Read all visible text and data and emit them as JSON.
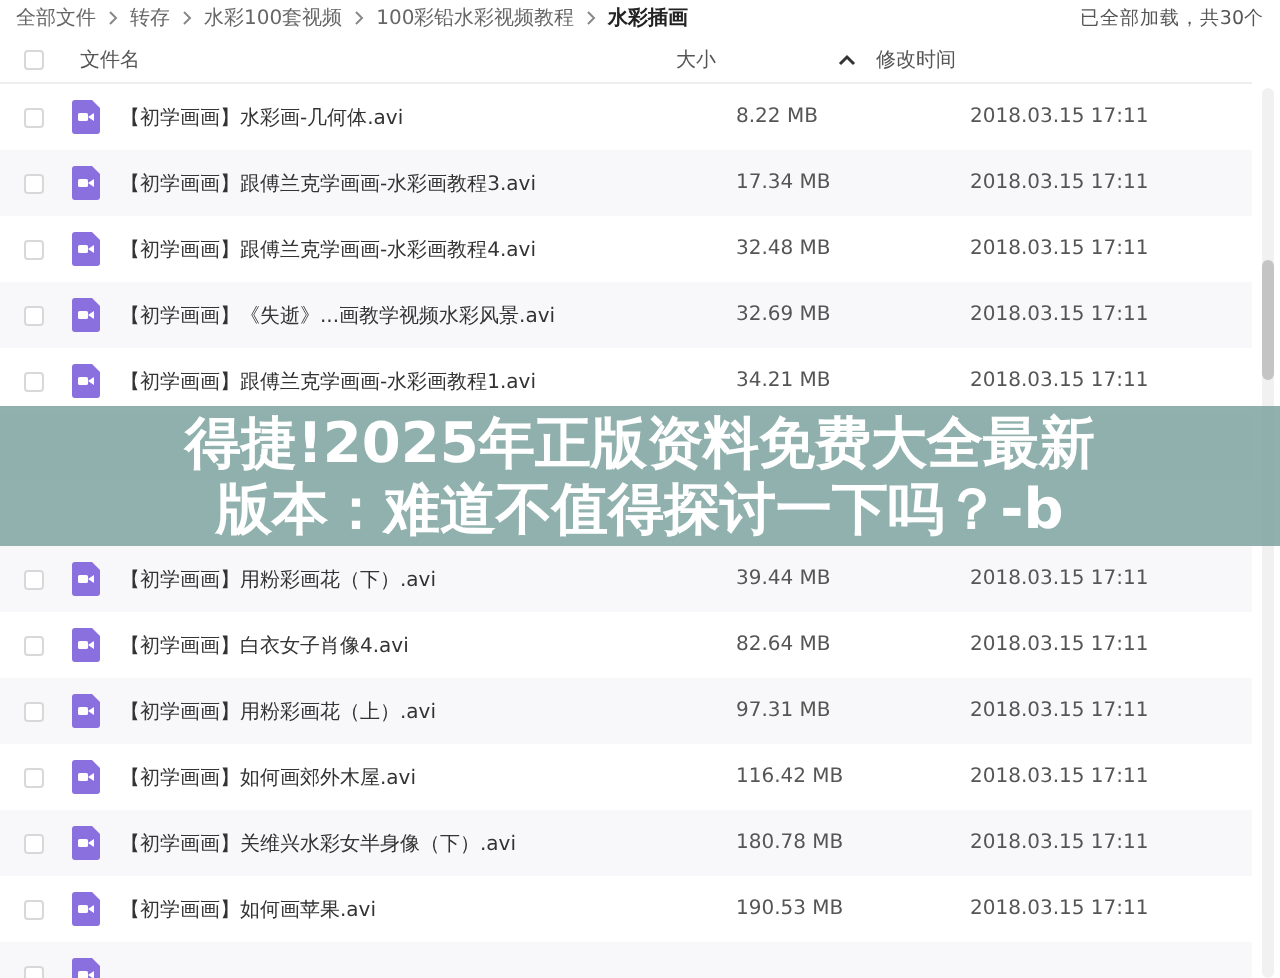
{
  "breadcrumb": [
    "全部文件",
    "转存",
    "水彩100套视频",
    "100彩铅水彩视频教程",
    "水彩插画"
  ],
  "load_status": "已全部加载，共30个",
  "select_all": {
    "checked": false
  },
  "columns": [
    {
      "label": "文件名"
    },
    {
      "label": "大小",
      "sorted": true
    },
    {
      "label": "修改时间"
    }
  ],
  "rows": [
    {
      "kind": "file",
      "name": "【初学画画】水彩画-几何体.avi",
      "size": "8.22 MB",
      "modified": "2018.03.15 17:11",
      "checked": false
    },
    {
      "kind": "file",
      "name": "【初学画画】跟傅兰克学画画-水彩画教程3.avi",
      "size": "17.34 MB",
      "modified": "2018.03.15 17:11",
      "checked": false
    },
    {
      "kind": "file",
      "name": "【初学画画】跟傅兰克学画画-水彩画教程4.avi",
      "size": "32.48 MB",
      "modified": "2018.03.15 17:11",
      "checked": false
    },
    {
      "kind": "file",
      "name": "【初学画画】《失逝》...画教学视频水彩风景.avi",
      "size": "32.69 MB",
      "modified": "2018.03.15 17:11",
      "checked": false
    },
    {
      "kind": "file",
      "name": "【初学画画】跟傅兰克学画画-水彩画教程1.avi",
      "size": "34.21 MB",
      "modified": "2018.03.15 17:11",
      "checked": false
    },
    {
      "kind": "obscured"
    },
    {
      "kind": "obscured"
    },
    {
      "kind": "file",
      "name": "【初学画画】用粉彩画花（下）.avi",
      "size": "39.44 MB",
      "modified": "2018.03.15 17:11",
      "checked": false
    },
    {
      "kind": "file",
      "name": "【初学画画】白衣女子肖像4.avi",
      "size": "82.64 MB",
      "modified": "2018.03.15 17:11",
      "checked": false
    },
    {
      "kind": "file",
      "name": "【初学画画】用粉彩画花（上）.avi",
      "size": "97.31 MB",
      "modified": "2018.03.15 17:11",
      "checked": false
    },
    {
      "kind": "file",
      "name": "【初学画画】如何画郊外木屋.avi",
      "size": "116.42 MB",
      "modified": "2018.03.15 17:11",
      "checked": false
    },
    {
      "kind": "file",
      "name": "【初学画画】关维兴水彩女半身像（下）.avi",
      "size": "180.78 MB",
      "modified": "2018.03.15 17:11",
      "checked": false
    },
    {
      "kind": "file",
      "name": "【初学画画】如何画苹果.avi",
      "size": "190.53 MB",
      "modified": "2018.03.15 17:11",
      "checked": false
    },
    {
      "kind": "partial",
      "checked": false
    }
  ],
  "banner": {
    "lines": [
      "得捷!2025年正版资料免费大全最新",
      "版本：难道不值得探讨一下吗？-b"
    ]
  }
}
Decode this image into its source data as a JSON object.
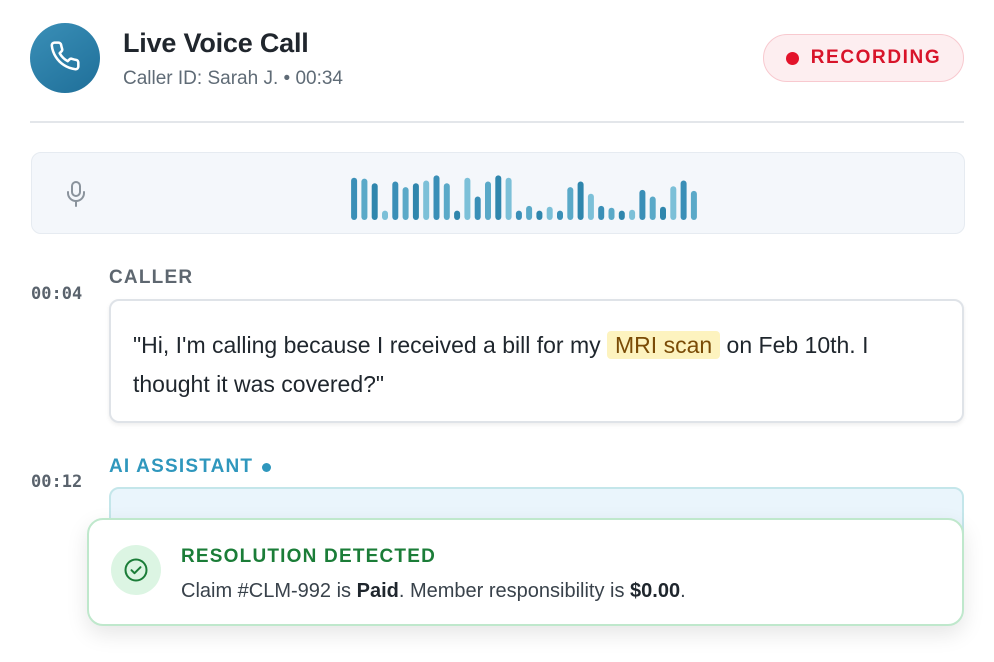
{
  "header": {
    "title": "Live Voice Call",
    "caller_prefix": "Caller ID: ",
    "caller_name": "Sarah J.",
    "separator": " • ",
    "duration": "00:34",
    "recording_label": "RECORDING",
    "icon": "phone-icon"
  },
  "waveform": {
    "icon": "microphone-icon",
    "levels": [
      0.9,
      0.88,
      0.78,
      0.2,
      0.82,
      0.7,
      0.78,
      0.84,
      0.95,
      0.78,
      0.2,
      0.9,
      0.5,
      0.82,
      0.95,
      0.9,
      0.2,
      0.3,
      0.2,
      0.28,
      0.2,
      0.7,
      0.82,
      0.56,
      0.3,
      0.26,
      0.2,
      0.22,
      0.64,
      0.5,
      0.28,
      0.72,
      0.84,
      0.62
    ]
  },
  "transcript": [
    {
      "time": "00:04",
      "speaker": "CALLER",
      "text_before": "\"Hi, I'm calling because I received a bill for my ",
      "highlight": "MRI scan",
      "text_after": " on Feb 10th. I thought it was covered?\""
    },
    {
      "time": "00:12",
      "speaker": "AI ASSISTANT",
      "text": ""
    }
  ],
  "toast": {
    "title": "RESOLUTION DETECTED",
    "icon": "check-circle-icon",
    "body_1": "Claim #CLM-992 is ",
    "body_bold_1": "Paid",
    "body_2": ". Member responsibility is ",
    "body_bold_2": "$0.00",
    "body_3": "."
  },
  "colors": {
    "accent": "#2f97bd",
    "recording": "#e3132b",
    "success": "#1b7d38",
    "highlight_bg": "#fdf3bf"
  }
}
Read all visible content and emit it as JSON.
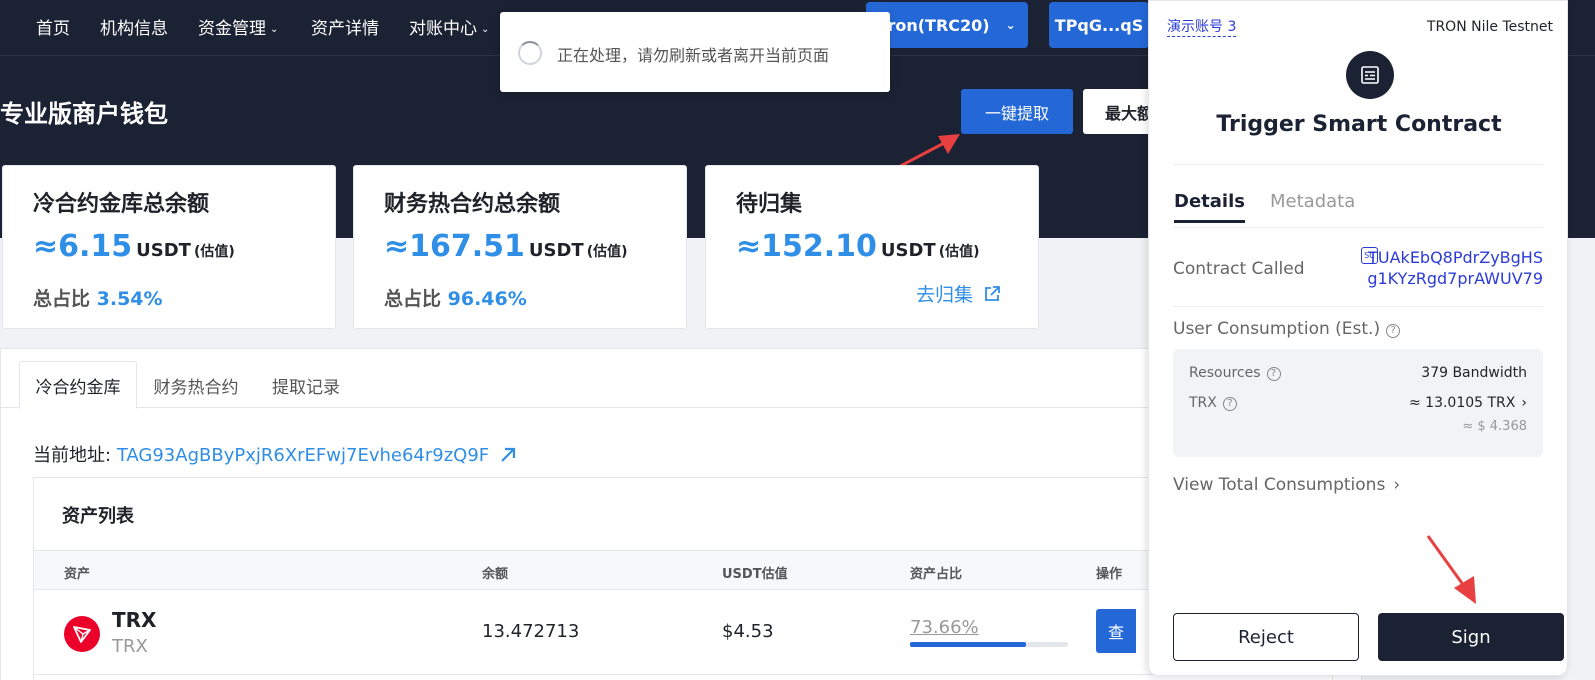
{
  "nav": {
    "items": [
      "首页",
      "机构信息",
      "资金管理",
      "资产详情",
      "对账中心"
    ],
    "network": "Tron(TRC20)",
    "address_short": "TPqG...qS"
  },
  "toast": {
    "text": "正在处理，请勿刷新或者离开当前页面"
  },
  "header": {
    "title": "专业版商户钱包",
    "withdraw_label": "一键提取",
    "max_label": "最大额"
  },
  "cards": [
    {
      "title": "冷合约金库总余额",
      "amount": "≈6.15",
      "unit": "USDT",
      "est": "(估值)",
      "ratio_label": "总占比",
      "ratio": "3.54%"
    },
    {
      "title": "财务热合约总余额",
      "amount": "≈167.51",
      "unit": "USDT",
      "est": "(估值)",
      "ratio_label": "总占比",
      "ratio": "96.46%"
    },
    {
      "title": "待归集",
      "amount": "≈152.10",
      "unit": "USDT",
      "est": "(估值)",
      "link": "去归集"
    }
  ],
  "tabs": [
    "冷合约金库",
    "财务热合约",
    "提取记录"
  ],
  "address": {
    "label": "当前地址:",
    "value": "TAG93AgBByPxjR6XrEFwj7Evhe64r9zQ9F"
  },
  "asset_list": {
    "title": "资产列表",
    "columns": [
      "资产",
      "余额",
      "USDT估值",
      "资产占比",
      "操作"
    ],
    "rows": [
      {
        "symbol": "TRX",
        "name": "TRX",
        "balance": "13.472713",
        "usdt": "$4.53",
        "percent": "73.66%",
        "fraction": 0.7366,
        "action": "查"
      }
    ]
  },
  "wallet": {
    "account": "演示账号 3",
    "network": "TRON Nile Testnet",
    "title": "Trigger Smart Contract",
    "tabs": [
      "Details",
      "Metadata"
    ],
    "contract_label": "Contract Called",
    "sc_badge": "SC",
    "contract_address": "TUAkEbQ8PdrZyBgHSg1KYzRgd7prAWUV79",
    "consumption_label": "User Consumption (Est.)",
    "resources_label": "Resources",
    "resources_value": "379 Bandwidth",
    "trx_label": "TRX",
    "trx_value": "≈ 13.0105 TRX",
    "usd_value": "≈ $ 4.368",
    "view_total": "View Total Consumptions",
    "reject": "Reject",
    "sign": "Sign"
  },
  "colors": {
    "accent": "#2468d8",
    "link": "#2f8ee6",
    "dark": "#1b2233",
    "wallet_link": "#2b3bd8",
    "annotation": "#e84040"
  }
}
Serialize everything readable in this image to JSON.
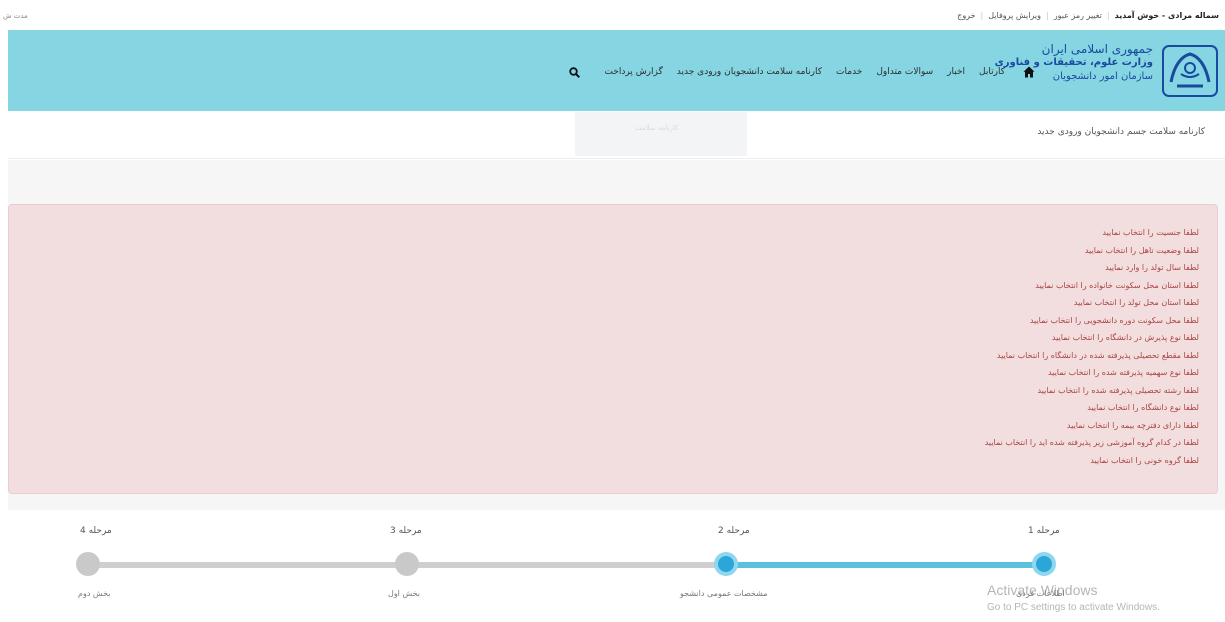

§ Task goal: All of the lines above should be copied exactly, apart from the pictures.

§ Task output:
Read all visible text and data and emit them as JSON.
{
  "breadcrumb": [
    "全部文件",
    "转存",
    "水彩100套视频",
    "100彩铅水彩视频教程",
    "水彩插画"
  ],
  "load_status": "已全部加载，共30个",
  "select_all": {
    "checked": false
  },
  "columns": [
    {
      "label": "文件名"
    },
    {
      "label": "大小",
      "sorted": true
    },
    {
      "label": "修改时间"
    }
  ],
  "rows": [
    {
      "kind": "file",
      "name": "【初学画画】水彩画-几何体.avi",
      "size": "8.22 MB",
      "modified": "2018.03.15 17:11",
      "checked": false
    },
    {
      "kind": "file",
      "name": "【初学画画】跟傅兰克学画画-水彩画教程3.avi",
      "size": "17.34 MB",
      "modified": "2018.03.15 17:11",
      "checked": false
    },
    {
      "kind": "file",
      "name": "【初学画画】跟傅兰克学画画-水彩画教程4.avi",
      "size": "32.48 MB",
      "modified": "2018.03.15 17:11",
      "checked": false
    },
    {
      "kind": "file",
      "name": "【初学画画】《失逝》...画教学视频水彩风景.avi",
      "size": "32.69 MB",
      "modified": "2018.03.15 17:11",
      "checked": false
    },
    {
      "kind": "file",
      "name": "【初学画画】跟傅兰克学画画-水彩画教程1.avi",
      "size": "34.21 MB",
      "modified": "2018.03.15 17:11",
      "checked": false
    },
    {
      "kind": "obscured"
    },
    {
      "kind": "obscured"
    },
    {
      "kind": "file",
      "name": "【初学画画】用粉彩画花（下）.avi",
      "size": "39.44 MB",
      "modified": "2018.03.15 17:11",
      "checked": false
    },
    {
      "kind": "file",
      "name": "【初学画画】白衣女子肖像4.avi",
      "size": "82.64 MB",
      "modified": "2018.03.15 17:11",
      "checked": false
    },
    {
      "kind": "file",
      "name": "【初学画画】用粉彩画花（上）.avi",
      "size": "97.31 MB",
      "modified": "2018.03.15 17:11",
      "checked": false
    },
    {
      "kind": "file",
      "name": "【初学画画】如何画郊外木屋.avi",
      "size": "116.42 MB",
      "modified": "2018.03.15 17:11",
      "checked": false
    },
    {
      "kind": "file",
      "name": "【初学画画】关维兴水彩女半身像（下）.avi",
      "size": "180.78 MB",
      "modified": "2018.03.15 17:11",
      "checked": false
    },
    {
      "kind": "file",
      "name": "【初学画画】如何画苹果.avi",
      "size": "190.53 MB",
      "modified": "2018.03.15 17:11",
      "checked": false
    },
    {
      "kind": "partial",
      "checked": false
    }
  ],
  "banner": {
    "lines": [
      "得捷!2025年正版资料免费大全最新",
      "版本：难道不值得探讨一下吗？-b"
    ]
  }
}
Decode this image into its source data as a JSON object.
{
  "header": {
    "title": "Live Voice Call",
    "caller_prefix": "Caller ID: ",
    "caller_name": "Sarah J.",
    "separator": " • ",
    "duration": "00:34",
    "recording_label": "RECORDING",
    "icon": "phone-icon"
  },
  "waveform": {
    "icon": "microphone-icon",
    "levels": [
      0.9,
      0.88,
      0.78,
      0.2,
      0.82,
      0.7,
      0.78,
      0.84,
      0.95,
      0.78,
      0.2,
      0.9,
      0.5,
      0.82,
      0.95,
      0.9,
      0.2,
      0.3,
      0.2,
      0.28,
      0.2,
      0.7,
      0.82,
      0.56,
      0.3,
      0.26,
      0.2,
      0.22,
      0.64,
      0.5,
      0.28,
      0.72,
      0.84,
      0.62
    ]
  },
  "transcript": [
    {
      "time": "00:04",
      "speaker": "CALLER",
      "text_before": "\"Hi, I'm calling because I received a bill for my ",
      "highlight": "MRI scan",
      "text_after": " on Feb 10th. I thought it was covered?\""
    },
    {
      "time": "00:12",
      "speaker": "AI ASSISTANT",
      "text": ""
    }
  ],
  "toast": {
    "title": "RESOLUTION DETECTED",
    "icon": "check-circle-icon",
    "body_1": "Claim #CLM-992 is ",
    "body_bold_1": "Paid",
    "body_2": ". Member responsibility is ",
    "body_bold_2": "$0.00",
    "body_3": "."
  },
  "colors": {
    "accent": "#2f97bd",
    "recording": "#e3132b",
    "success": "#1b7d38",
    "highlight_bg": "#fdf3bf"
  }
}
Read all visible content and emit it as JSON.
{
  "nav": {
    "items": [
      "首页",
      "机构信息",
      "资金管理",
      "资产详情",
      "对账中心"
    ],
    "network": "Tron(TRC20)",
    "address_short": "TPqG...qS"
  },
  "toast": {
    "text": "正在处理，请勿刷新或者离开当前页面"
  },
  "header": {
    "title": "专业版商户钱包",
    "withdraw_label": "一键提取",
    "max_label": "最大额"
  },
  "cards": [
    {
      "title": "冷合约金库总余额",
      "amount": "≈6.15",
      "unit": "USDT",
      "est": "(估值)",
      "ratio_label": "总占比",
      "ratio": "3.54%"
    },
    {
      "title": "财务热合约总余额",
      "amount": "≈167.51",
      "unit": "USDT",
      "est": "(估值)",
      "ratio_label": "总占比",
      "ratio": "96.46%"
    },
    {
      "title": "待归集",
      "amount": "≈152.10",
      "unit": "USDT",
      "est": "(估值)",
      "link": "去归集"
    }
  ],
  "tabs": [
    "冷合约金库",
    "财务热合约",
    "提取记录"
  ],
  "address": {
    "label": "当前地址:",
    "value": "TAG93AgBByPxjR6XrEFwj7Evhe64r9zQ9F"
  },
  "asset_list": {
    "title": "资产列表",
    "columns": [
      "资产",
      "余额",
      "USDT估值",
      "资产占比",
      "操作"
    ],
    "rows": [
      {
        "symbol": "TRX",
        "name": "TRX",
        "balance": "13.472713",
        "usdt": "$4.53",
        "percent": "73.66%",
        "fraction": 0.7366,
        "action": "查"
      }
    ]
  },
  "wallet": {
    "account": "演示账号 3",
    "network": "TRON Nile Testnet",
    "title": "Trigger Smart Contract",
    "tabs": [
      "Details",
      "Metadata"
    ],
    "contract_label": "Contract Called",
    "sc_badge": "SC",
    "contract_address": "TUAkEbQ8PdrZyBgHSg1KYzRgd7prAWUV79",
    "consumption_label": "User Consumption (Est.)",
    "resources_label": "Resources",
    "resources_value": "379 Bandwidth",
    "trx_label": "TRX",
    "trx_value": "≈ 13.0105 TRX",
    "usd_value": "≈ $ 4.368",
    "view_total": "View Total Consumptions",
    "reject": "Reject",
    "sign": "Sign"
  },
  "colors": {
    "accent": "#2468d8",
    "link": "#2f8ee6",
    "dark": "#1b2233",
    "wallet_link": "#2b3bd8",
    "annotation": "#e84040"
  }
}
Serialize everything readable in this image to JSON.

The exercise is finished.